Insights from the UK and beyond
Smashing up BAA – an improvement for passengers?
When the government established the British Airports Authority in 1965, its aim was to make airports more flexible and profitable. Profitable they may have been but flexibility is not something that Britain’s larger airports are renowned for.
The list of complaints about BAA is a long one, both from airlines and passengers. Airlines says the charges levied are excessive. Travellers say airport terminals are overcrowded, delays are all too frequent and increased bureaucracy has prevailed since the tightening of baggage restrictions in August 2006.
Some commentators say competition will do wonders for airports which might get run for the benefit of airlines and passengers rather than the operating company, which sometimes has been criticised as being more interested in making money from its airport shops than in giving travellers a speedy journey through its terminals.
“BAA is one of Britain’s most arrogant, complacent and customer-unfriendly businesses. It’s a showcase for the disbenefits of immunity from competition,” Jeff Randall writes in the Daily Telegraph. “BAA handles more than 90 percent of all airport traffic in the South East, yet treats those who pay its wages – airline passengers – as a nuisance. As long as it enjoys such monopoly power, we can look forward only to more of the same.”
But others argue that with BAA’s more than 40 years of experience and the company’s investment in the UK’s airports, a break-up could cause even more problems, and crucially, might not help sort out one of the key issues for transport policy – airport capacity. Heathrow, for example, is so close to bursting point that even small disruptions can lead to big delays.
Even British Airways, which has experienced its fair share of problems at BAA-owned airports, pointed out after the release of the Competition Comission’s report that the “ownership structure is secondary and that the focus should be on tougher regulation to help create more capacity.
Five years ago, the government published a 30-year air transport policy document. It was born following an exhaustive consultation process, which was open to every person in the country. An impressive 500,000 people from all over Britain participated, a reflection on what a crucial part airports play in people’s journeys.
The policy document recognised that new capacity remains the key issue facing Britain’s airports. It recommended that two new runways should be built in the south-east – one at Stansted and one at Heathrow, provided robust environmental conditions could be met.
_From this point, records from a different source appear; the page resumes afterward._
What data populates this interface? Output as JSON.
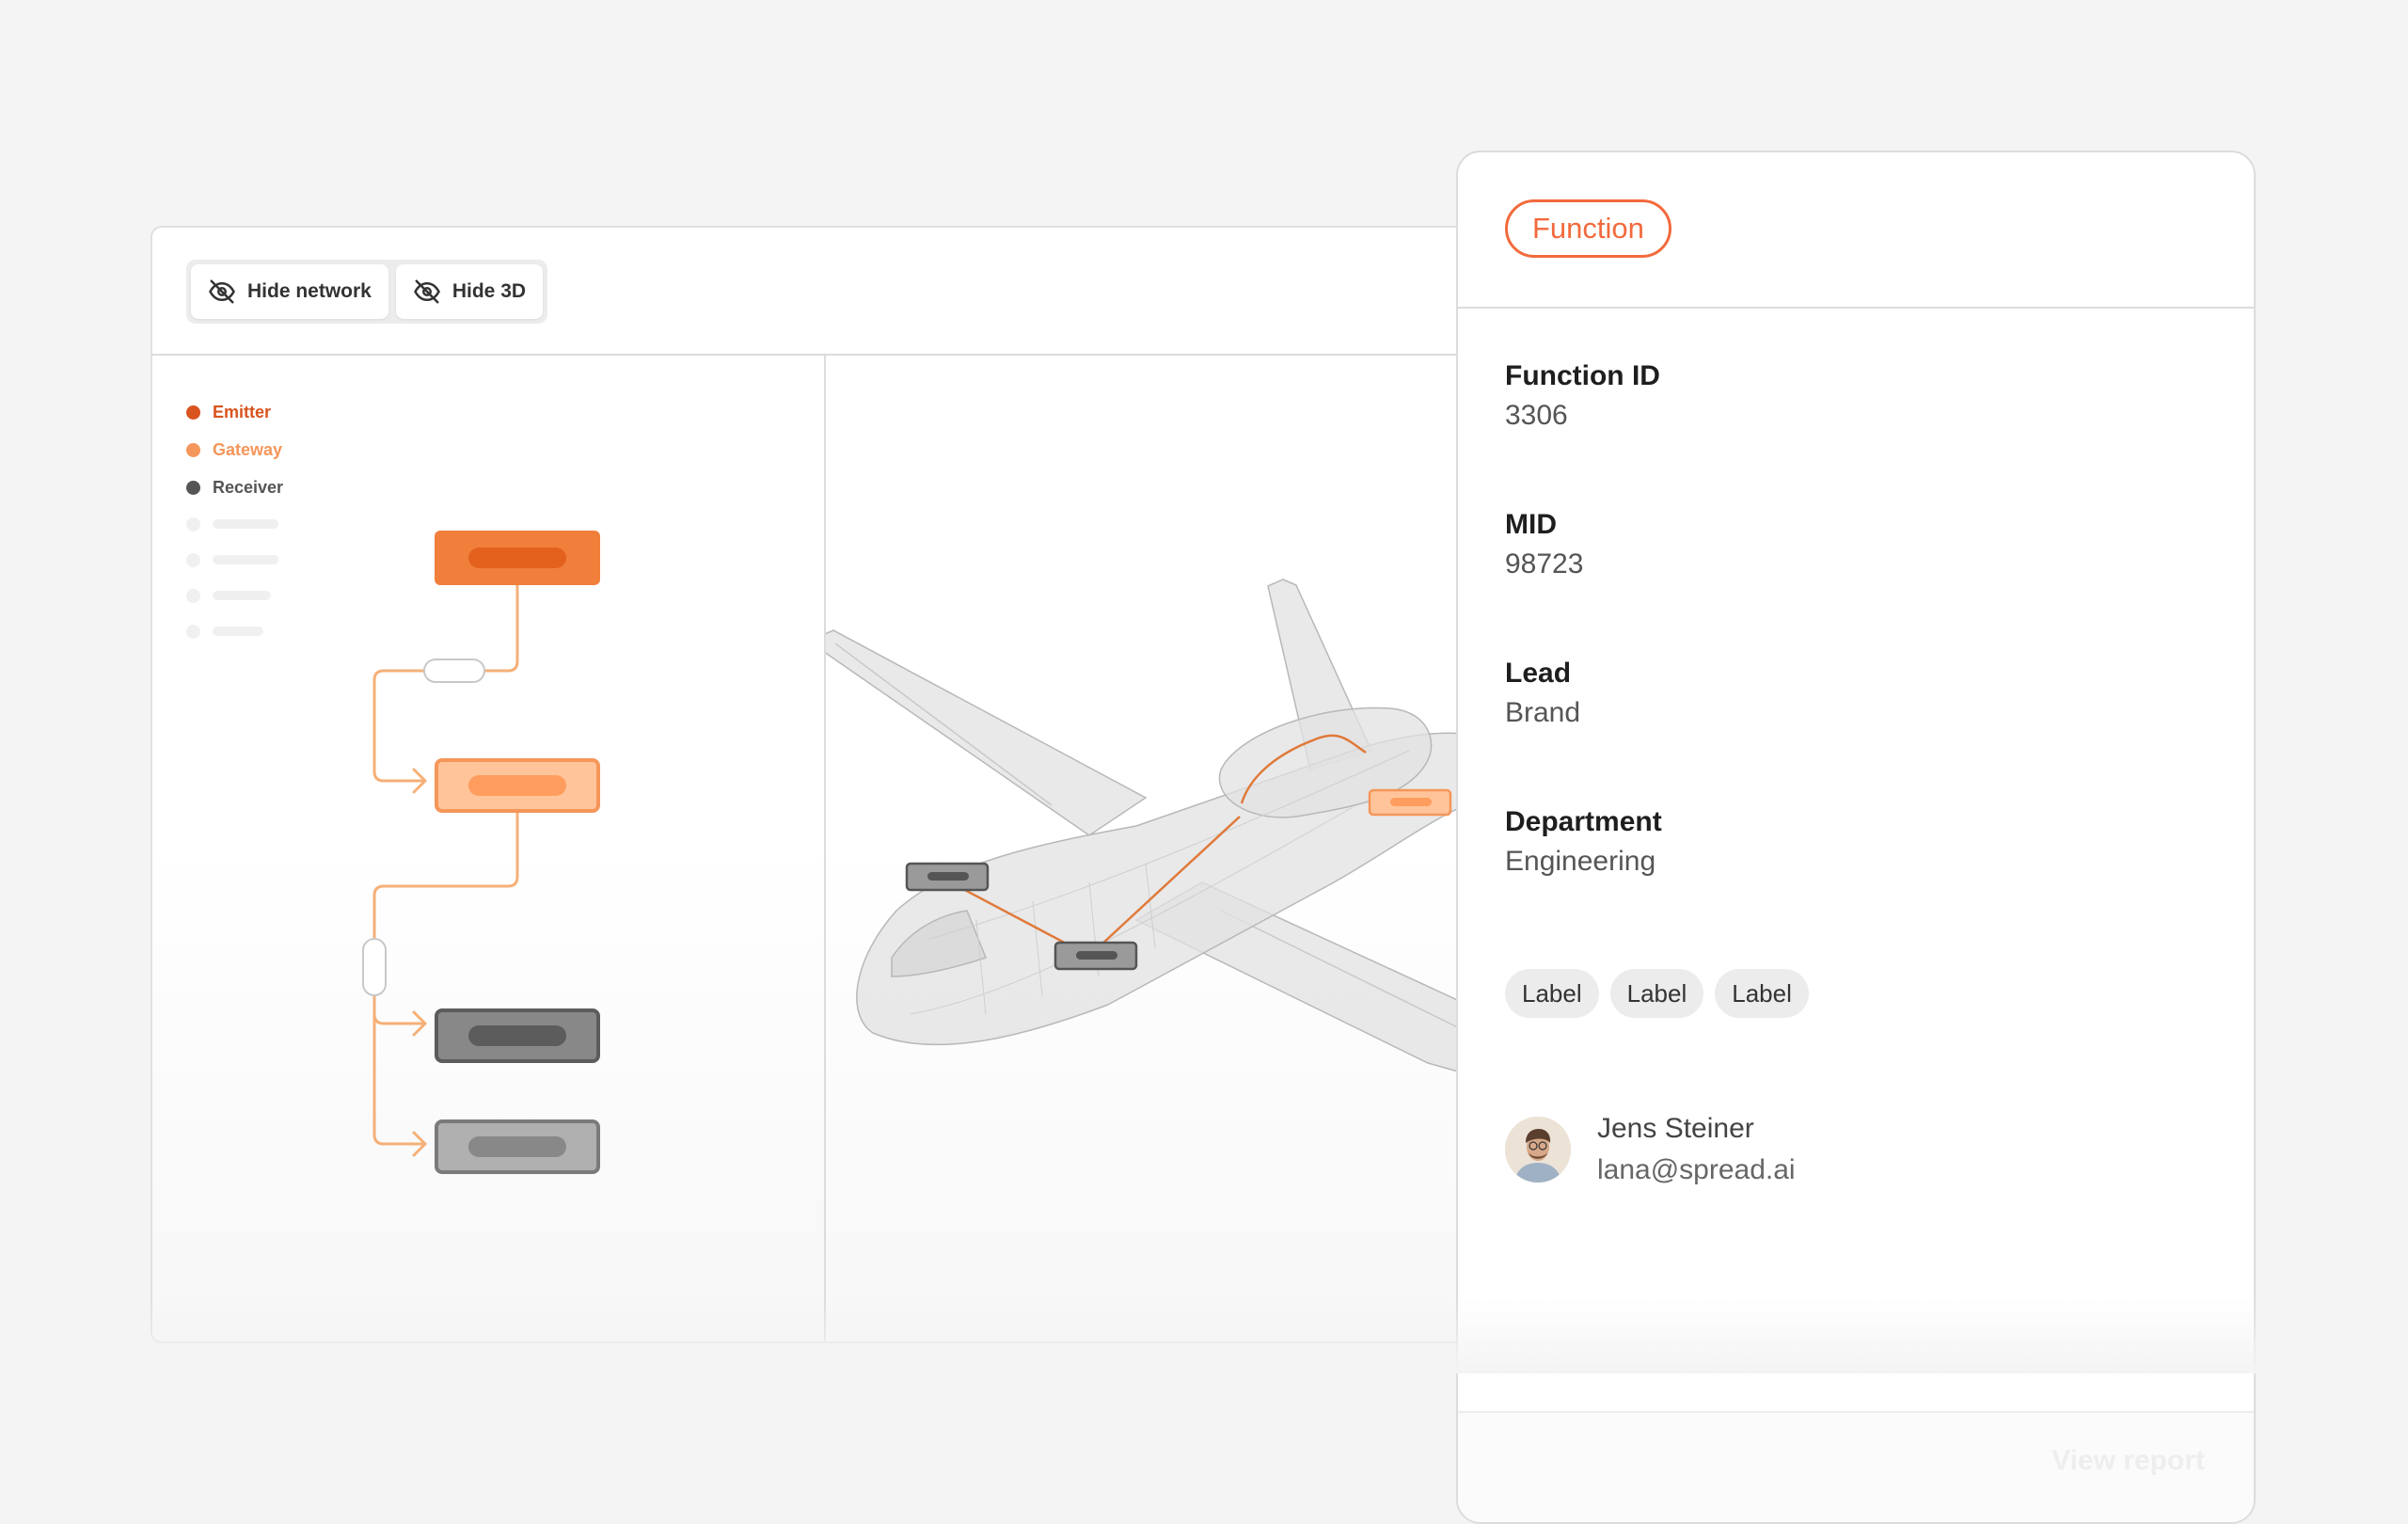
{
  "toolbar": {
    "hide_network_label": "Hide network",
    "hide_3d_label": "Hide 3D"
  },
  "legend": {
    "items": [
      {
        "label": "Emitter",
        "color": "#d9531e"
      },
      {
        "label": "Gateway",
        "color": "#f5965a"
      },
      {
        "label": "Receiver",
        "color": "#555555"
      }
    ]
  },
  "panel": {
    "type_label": "Function",
    "fields": [
      {
        "label": "Function ID",
        "value": "3306"
      },
      {
        "label": "MID",
        "value": "98723"
      },
      {
        "label": "Lead",
        "value": "Brand"
      },
      {
        "label": "Department",
        "value": "Engineering"
      }
    ],
    "labels": [
      "Label",
      "Label",
      "Label"
    ],
    "user": {
      "name": "Jens Steiner",
      "email": "lana@spread.ai"
    },
    "footer_action": "View report"
  },
  "colors": {
    "accent": "#f26a3d",
    "emitter": "#f07f3c",
    "gateway": "#ffc49a",
    "receiver": "#777777",
    "connector": "#f5b078"
  },
  "icons": {
    "toggle": "eye-slash-icon",
    "plane": "aircraft-xray-model"
  }
}
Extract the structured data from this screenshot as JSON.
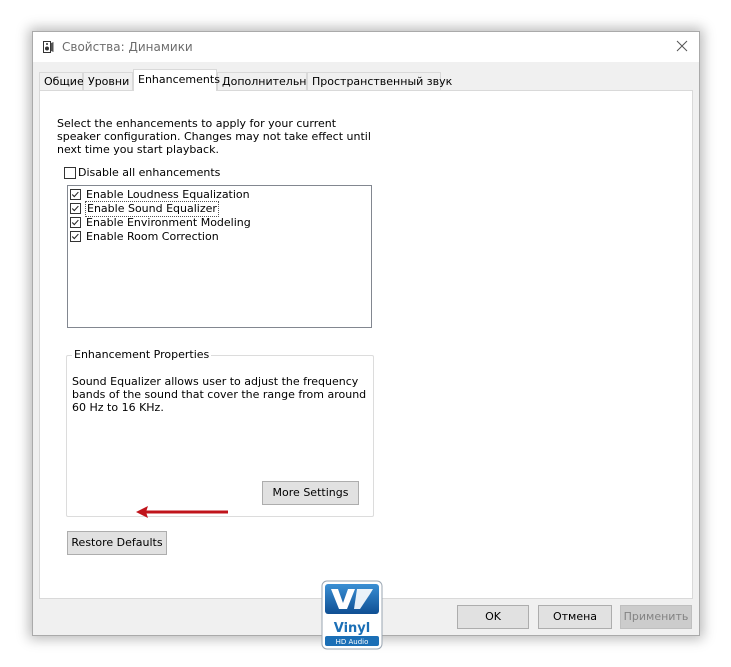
{
  "window": {
    "title": "Свойства: Динамики"
  },
  "tabs": [
    {
      "label": "Общие"
    },
    {
      "label": "Уровни"
    },
    {
      "label": "Enhancements"
    },
    {
      "label": "Дополнительно"
    },
    {
      "label": "Пространственный звук"
    }
  ],
  "active_tab": "Enhancements",
  "description": "Select the enhancements to apply for your current speaker configuration. Changes may not take effect until next time you start playback.",
  "disable_all": {
    "label": "Disable all enhancements",
    "checked": false
  },
  "enhancements": [
    {
      "label": "Enable Loudness Equalization",
      "checked": true
    },
    {
      "label": "Enable Sound Equalizer",
      "checked": true,
      "selected": true
    },
    {
      "label": "Enable Environment Modeling",
      "checked": true
    },
    {
      "label": "Enable Room Correction",
      "checked": true
    }
  ],
  "properties": {
    "title": "Enhancement Properties",
    "text": "Sound Equalizer allows user to adjust the frequency bands of the sound that cover the range from around 60 Hz to 16 KHz.",
    "more_settings_label": "More Settings"
  },
  "restore_defaults_label": "Restore Defaults",
  "logo": {
    "brand": "VIA",
    "product": "Vinyl",
    "subtitle": "HD Audio"
  },
  "footer": {
    "ok_label": "OK",
    "cancel_label": "Отмена",
    "apply_label": "Применить",
    "apply_enabled": false
  },
  "colors": {
    "accent_arrow": "#c0141b",
    "logo_blue": "#1b6fb6"
  }
}
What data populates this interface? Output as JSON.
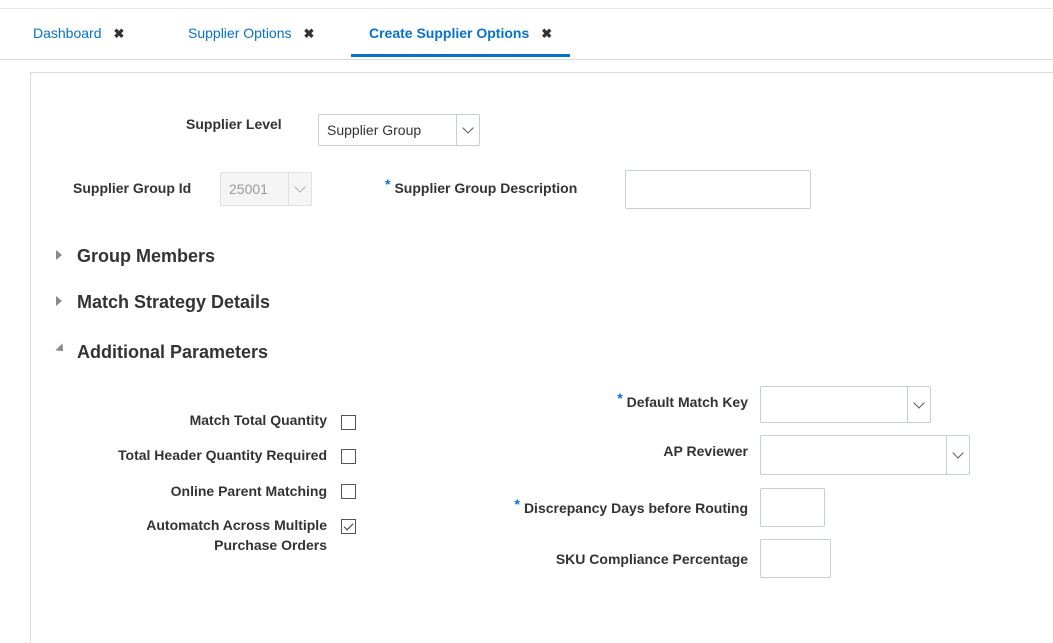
{
  "tabs": [
    {
      "label": "Dashboard",
      "close": "✖"
    },
    {
      "label": "Supplier Options",
      "close": "✖"
    },
    {
      "label": "Create Supplier Options",
      "close": "✖"
    }
  ],
  "form": {
    "supplier_level": {
      "label": "Supplier Level",
      "value": "Supplier Group"
    },
    "supplier_group_id": {
      "label": "Supplier Group Id",
      "value": "25001"
    },
    "supplier_group_description": {
      "label": "Supplier Group Description",
      "required_mark": "*",
      "value": ""
    }
  },
  "sections": {
    "group_members": "Group Members",
    "match_strategy": "Match Strategy Details",
    "additional_parameters": "Additional Parameters"
  },
  "checkboxes": [
    {
      "label": "Match Total Quantity",
      "checked": false
    },
    {
      "label": "Total Header Quantity Required",
      "checked": false
    },
    {
      "label": "Online Parent Matching",
      "checked": false
    },
    {
      "label_line1": "Automatch Across Multiple",
      "label_line2": "Purchase Orders",
      "checked": true
    }
  ],
  "params": {
    "default_match_key": {
      "label": "Default Match Key",
      "required_mark": "*",
      "value": ""
    },
    "ap_reviewer": {
      "label": "AP Reviewer",
      "value": ""
    },
    "discrepancy_days": {
      "label": "Discrepancy Days before Routing",
      "required_mark": "*",
      "value": ""
    },
    "sku_compliance": {
      "label": "SKU Compliance Percentage",
      "value": ""
    }
  },
  "colors": {
    "accent": "#0572ce",
    "text": "#333333"
  }
}
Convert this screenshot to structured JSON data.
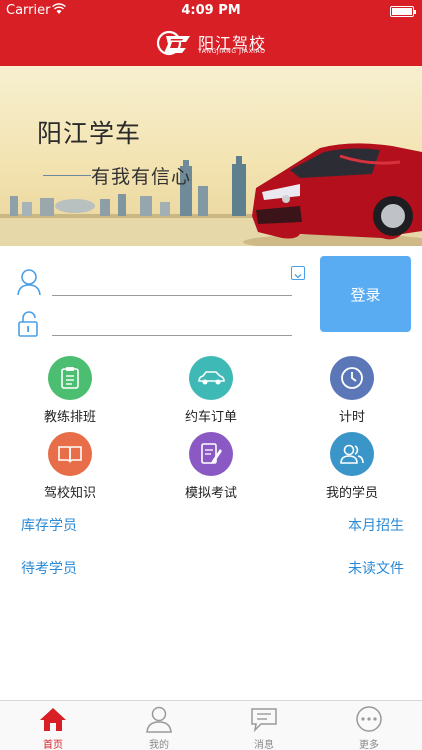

Do you think the breakup of BAA’s airport empire will help improve things for passengers? Or is a complete rethink needed on how airports are run?